- Information provided
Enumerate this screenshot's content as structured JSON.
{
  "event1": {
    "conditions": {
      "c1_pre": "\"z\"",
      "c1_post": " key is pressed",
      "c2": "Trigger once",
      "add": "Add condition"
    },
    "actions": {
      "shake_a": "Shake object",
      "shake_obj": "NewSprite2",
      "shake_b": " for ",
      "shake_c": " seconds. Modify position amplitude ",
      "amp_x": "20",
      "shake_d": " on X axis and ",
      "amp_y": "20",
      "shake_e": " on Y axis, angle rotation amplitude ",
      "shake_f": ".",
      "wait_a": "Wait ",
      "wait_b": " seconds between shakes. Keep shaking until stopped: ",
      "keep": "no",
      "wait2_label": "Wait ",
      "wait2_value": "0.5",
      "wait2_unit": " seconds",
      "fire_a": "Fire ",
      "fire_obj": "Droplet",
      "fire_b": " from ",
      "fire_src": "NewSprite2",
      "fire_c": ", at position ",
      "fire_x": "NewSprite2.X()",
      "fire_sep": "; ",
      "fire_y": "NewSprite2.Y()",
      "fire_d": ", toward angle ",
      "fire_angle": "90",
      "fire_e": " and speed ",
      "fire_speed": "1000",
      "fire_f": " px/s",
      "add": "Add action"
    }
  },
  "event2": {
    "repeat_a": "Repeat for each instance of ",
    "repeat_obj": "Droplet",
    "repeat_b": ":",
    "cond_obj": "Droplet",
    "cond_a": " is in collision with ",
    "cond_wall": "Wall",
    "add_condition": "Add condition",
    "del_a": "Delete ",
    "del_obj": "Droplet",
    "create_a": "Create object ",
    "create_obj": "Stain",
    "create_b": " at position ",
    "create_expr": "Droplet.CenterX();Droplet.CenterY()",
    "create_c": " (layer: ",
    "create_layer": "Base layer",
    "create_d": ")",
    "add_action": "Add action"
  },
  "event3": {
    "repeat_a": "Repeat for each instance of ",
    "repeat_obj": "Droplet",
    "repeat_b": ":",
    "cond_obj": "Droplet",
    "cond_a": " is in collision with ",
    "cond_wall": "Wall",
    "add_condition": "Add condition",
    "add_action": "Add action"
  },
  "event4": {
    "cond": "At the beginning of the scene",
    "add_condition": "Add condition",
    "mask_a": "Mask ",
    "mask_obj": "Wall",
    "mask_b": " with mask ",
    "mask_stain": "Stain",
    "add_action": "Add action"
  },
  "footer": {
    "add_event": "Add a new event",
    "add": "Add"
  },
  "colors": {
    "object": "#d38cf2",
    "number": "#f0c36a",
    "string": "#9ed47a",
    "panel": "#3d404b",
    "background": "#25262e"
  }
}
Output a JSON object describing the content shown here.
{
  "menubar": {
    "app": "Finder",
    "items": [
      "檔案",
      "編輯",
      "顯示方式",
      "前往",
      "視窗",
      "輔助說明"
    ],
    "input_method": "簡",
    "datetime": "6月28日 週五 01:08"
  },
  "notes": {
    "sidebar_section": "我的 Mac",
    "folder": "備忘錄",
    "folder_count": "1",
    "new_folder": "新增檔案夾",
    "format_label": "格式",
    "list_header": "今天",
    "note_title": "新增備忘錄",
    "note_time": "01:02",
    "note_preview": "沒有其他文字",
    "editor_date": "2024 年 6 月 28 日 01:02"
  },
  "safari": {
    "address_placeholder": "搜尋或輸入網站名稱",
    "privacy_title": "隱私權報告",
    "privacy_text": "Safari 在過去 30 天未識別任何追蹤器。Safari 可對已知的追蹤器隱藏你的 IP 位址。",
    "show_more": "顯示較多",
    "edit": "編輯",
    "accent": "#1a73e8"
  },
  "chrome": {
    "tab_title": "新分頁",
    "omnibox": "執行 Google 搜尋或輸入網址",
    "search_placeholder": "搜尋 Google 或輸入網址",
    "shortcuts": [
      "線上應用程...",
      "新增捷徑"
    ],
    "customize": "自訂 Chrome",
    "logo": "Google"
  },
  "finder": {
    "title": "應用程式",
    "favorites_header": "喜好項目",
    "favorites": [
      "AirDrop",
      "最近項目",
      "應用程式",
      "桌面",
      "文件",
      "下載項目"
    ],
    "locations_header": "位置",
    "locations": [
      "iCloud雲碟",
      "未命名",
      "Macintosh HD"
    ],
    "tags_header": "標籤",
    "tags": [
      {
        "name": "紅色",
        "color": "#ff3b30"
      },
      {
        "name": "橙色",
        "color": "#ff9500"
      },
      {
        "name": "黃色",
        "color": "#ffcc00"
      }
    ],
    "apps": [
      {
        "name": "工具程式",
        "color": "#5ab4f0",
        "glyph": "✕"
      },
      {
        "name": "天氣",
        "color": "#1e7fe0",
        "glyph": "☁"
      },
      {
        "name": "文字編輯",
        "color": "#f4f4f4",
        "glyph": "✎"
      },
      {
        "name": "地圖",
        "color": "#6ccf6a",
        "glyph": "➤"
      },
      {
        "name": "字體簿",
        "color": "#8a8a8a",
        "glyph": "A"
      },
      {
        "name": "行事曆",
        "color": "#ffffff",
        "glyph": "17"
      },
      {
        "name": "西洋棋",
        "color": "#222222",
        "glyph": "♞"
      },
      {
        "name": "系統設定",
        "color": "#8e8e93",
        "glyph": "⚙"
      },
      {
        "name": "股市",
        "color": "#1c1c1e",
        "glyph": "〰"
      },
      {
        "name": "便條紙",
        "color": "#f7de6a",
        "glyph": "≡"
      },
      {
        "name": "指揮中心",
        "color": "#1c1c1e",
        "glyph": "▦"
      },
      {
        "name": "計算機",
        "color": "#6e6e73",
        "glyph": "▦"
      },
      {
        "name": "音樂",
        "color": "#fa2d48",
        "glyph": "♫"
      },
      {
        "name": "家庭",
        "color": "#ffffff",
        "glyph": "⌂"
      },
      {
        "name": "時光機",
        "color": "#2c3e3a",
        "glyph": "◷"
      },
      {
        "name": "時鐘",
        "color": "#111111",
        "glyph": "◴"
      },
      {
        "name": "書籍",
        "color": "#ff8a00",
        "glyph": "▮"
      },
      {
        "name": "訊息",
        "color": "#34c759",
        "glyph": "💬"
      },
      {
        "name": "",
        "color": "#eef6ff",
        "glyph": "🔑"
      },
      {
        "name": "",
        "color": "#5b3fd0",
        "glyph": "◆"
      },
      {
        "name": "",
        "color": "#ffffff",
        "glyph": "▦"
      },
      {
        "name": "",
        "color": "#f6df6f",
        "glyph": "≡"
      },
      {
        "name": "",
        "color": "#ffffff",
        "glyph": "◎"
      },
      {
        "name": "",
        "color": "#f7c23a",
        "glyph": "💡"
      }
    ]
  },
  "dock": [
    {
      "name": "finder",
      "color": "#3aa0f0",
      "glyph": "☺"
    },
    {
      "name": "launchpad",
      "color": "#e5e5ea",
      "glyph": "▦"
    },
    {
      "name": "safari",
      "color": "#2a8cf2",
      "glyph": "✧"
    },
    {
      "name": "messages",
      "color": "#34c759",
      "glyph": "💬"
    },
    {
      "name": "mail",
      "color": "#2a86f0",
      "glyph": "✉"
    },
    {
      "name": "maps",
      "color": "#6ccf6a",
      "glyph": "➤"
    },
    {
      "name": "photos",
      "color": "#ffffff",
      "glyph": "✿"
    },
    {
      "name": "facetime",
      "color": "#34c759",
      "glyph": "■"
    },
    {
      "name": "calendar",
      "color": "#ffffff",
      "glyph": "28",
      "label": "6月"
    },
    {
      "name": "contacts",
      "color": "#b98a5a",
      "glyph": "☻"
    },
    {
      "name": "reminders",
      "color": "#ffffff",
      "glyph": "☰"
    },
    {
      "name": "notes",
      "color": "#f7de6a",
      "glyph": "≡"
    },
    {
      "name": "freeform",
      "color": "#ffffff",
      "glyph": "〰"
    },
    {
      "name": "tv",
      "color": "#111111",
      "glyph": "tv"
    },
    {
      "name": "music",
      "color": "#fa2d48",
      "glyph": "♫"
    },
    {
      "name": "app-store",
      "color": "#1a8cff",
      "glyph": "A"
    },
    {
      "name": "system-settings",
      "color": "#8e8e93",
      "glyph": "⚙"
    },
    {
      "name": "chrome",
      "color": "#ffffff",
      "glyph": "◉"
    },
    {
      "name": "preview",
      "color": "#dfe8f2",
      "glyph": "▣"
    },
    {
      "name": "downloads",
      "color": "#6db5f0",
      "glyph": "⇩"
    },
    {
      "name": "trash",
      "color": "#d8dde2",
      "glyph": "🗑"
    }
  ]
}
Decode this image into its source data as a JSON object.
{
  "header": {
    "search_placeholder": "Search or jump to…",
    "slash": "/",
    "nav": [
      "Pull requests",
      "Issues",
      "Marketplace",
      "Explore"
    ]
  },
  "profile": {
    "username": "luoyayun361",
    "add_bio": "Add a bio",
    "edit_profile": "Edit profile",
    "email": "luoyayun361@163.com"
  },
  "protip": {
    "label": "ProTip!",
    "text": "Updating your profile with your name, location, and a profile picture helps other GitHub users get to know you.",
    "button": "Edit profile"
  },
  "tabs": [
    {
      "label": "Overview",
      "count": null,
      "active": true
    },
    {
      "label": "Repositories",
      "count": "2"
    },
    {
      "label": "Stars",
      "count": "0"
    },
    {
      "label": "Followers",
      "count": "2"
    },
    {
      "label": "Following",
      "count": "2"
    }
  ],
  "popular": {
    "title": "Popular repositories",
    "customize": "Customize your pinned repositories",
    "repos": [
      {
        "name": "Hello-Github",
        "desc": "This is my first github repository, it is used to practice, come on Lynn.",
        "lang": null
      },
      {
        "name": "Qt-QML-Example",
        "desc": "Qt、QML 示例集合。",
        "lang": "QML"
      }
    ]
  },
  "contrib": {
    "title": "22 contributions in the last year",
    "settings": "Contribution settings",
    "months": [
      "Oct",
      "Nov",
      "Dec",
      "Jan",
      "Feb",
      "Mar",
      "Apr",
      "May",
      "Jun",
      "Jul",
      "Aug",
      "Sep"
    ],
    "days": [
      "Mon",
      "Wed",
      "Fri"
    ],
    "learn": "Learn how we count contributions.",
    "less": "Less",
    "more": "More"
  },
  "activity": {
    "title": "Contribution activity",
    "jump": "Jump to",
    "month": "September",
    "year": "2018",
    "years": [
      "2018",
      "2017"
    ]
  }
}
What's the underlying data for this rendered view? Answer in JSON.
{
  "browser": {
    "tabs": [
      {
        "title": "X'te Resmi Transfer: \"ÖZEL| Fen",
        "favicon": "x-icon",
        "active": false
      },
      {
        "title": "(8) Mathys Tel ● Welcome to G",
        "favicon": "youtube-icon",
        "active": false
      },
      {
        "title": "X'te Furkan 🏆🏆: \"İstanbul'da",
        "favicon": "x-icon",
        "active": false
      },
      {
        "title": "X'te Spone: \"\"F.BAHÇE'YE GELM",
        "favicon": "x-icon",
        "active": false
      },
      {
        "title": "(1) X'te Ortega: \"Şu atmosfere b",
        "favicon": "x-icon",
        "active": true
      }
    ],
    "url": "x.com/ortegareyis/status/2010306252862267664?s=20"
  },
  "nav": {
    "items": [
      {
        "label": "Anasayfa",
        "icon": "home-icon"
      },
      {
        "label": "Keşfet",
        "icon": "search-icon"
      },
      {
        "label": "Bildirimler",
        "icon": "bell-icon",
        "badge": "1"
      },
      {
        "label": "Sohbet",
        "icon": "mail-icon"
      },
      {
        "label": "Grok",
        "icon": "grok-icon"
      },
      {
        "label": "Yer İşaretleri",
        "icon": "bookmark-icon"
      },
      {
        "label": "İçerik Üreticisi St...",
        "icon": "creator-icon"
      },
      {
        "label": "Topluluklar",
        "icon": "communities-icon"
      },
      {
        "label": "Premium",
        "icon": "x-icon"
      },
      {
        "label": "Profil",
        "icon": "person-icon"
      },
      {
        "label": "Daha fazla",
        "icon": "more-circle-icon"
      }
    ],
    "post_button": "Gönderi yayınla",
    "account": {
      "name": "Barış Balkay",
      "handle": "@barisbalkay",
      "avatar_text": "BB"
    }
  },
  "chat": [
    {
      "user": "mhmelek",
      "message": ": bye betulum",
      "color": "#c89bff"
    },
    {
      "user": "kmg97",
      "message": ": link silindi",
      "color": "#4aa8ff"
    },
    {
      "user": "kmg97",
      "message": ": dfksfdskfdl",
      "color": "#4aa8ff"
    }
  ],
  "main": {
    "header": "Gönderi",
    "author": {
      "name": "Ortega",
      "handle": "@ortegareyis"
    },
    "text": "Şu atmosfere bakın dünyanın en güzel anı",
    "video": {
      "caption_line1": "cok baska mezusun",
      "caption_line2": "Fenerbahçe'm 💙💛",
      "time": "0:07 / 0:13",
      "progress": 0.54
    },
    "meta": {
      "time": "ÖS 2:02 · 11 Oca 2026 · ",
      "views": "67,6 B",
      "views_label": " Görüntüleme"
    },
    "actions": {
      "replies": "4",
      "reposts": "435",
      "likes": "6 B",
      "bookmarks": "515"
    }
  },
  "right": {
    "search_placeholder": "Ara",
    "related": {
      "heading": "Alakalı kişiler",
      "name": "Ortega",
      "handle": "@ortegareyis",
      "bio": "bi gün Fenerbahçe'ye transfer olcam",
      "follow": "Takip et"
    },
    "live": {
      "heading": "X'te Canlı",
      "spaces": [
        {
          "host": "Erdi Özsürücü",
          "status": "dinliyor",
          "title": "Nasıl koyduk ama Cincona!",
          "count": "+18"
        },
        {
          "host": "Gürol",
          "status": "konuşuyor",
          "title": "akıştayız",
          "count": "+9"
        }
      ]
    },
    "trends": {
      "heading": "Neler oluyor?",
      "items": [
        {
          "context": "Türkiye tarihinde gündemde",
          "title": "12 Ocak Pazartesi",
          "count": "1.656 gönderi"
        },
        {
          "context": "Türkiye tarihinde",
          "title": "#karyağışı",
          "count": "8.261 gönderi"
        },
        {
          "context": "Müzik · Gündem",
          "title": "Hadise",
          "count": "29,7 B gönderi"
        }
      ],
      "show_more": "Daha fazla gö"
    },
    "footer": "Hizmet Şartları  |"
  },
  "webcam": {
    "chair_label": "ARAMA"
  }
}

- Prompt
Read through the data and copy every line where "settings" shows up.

- Exercise result
      "name": "system-settings",
    "settings": "Contribution settings",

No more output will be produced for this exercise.